DATA FOR PROCESSING Start Marker

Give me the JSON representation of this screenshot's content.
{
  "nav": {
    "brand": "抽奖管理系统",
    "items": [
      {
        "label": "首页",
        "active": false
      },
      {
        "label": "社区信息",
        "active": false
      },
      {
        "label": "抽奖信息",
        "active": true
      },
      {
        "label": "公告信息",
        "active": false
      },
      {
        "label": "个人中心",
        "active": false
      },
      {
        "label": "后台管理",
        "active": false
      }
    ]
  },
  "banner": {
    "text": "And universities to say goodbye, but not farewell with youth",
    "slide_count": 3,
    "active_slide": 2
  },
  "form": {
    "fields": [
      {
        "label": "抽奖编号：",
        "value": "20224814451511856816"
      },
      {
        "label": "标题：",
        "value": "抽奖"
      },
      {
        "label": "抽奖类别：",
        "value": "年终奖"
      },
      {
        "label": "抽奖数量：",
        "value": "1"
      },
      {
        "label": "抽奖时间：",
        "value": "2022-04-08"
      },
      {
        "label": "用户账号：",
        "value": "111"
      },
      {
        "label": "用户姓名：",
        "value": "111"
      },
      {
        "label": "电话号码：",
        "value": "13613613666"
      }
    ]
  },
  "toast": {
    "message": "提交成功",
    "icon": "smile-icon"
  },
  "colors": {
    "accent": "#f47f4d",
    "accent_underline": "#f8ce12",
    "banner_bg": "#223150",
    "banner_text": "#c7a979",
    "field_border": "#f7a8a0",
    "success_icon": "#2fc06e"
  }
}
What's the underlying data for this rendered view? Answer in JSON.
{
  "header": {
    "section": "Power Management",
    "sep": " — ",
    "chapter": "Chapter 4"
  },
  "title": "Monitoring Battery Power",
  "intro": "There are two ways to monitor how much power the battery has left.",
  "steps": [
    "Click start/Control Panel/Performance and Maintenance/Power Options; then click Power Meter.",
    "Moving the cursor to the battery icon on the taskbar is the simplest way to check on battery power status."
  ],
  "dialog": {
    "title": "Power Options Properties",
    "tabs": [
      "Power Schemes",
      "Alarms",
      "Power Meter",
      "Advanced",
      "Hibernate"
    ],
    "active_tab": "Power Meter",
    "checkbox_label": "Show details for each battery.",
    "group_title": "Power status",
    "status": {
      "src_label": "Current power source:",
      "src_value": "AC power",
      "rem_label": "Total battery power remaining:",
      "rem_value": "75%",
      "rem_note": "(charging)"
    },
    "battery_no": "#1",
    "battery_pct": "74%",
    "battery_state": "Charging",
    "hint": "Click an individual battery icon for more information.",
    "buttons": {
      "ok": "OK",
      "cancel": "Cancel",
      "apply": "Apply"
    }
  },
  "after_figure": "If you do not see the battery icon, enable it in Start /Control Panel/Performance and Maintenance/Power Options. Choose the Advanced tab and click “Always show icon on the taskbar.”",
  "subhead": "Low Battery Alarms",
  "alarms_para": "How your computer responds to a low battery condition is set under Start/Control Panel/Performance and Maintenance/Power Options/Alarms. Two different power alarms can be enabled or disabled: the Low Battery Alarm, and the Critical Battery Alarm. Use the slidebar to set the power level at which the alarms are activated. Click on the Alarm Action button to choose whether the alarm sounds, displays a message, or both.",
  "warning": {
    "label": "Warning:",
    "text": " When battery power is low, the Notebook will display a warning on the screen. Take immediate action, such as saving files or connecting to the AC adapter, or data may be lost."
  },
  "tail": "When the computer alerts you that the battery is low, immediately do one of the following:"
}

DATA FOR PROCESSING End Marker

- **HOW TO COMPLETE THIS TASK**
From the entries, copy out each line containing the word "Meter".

- **WRITTEN RESPONSE**
    "Click start/Control Panel/Performance and Maintenance/Power Options; then click Power Meter.",
      "Power Meter",
    "active_tab": "Power Meter",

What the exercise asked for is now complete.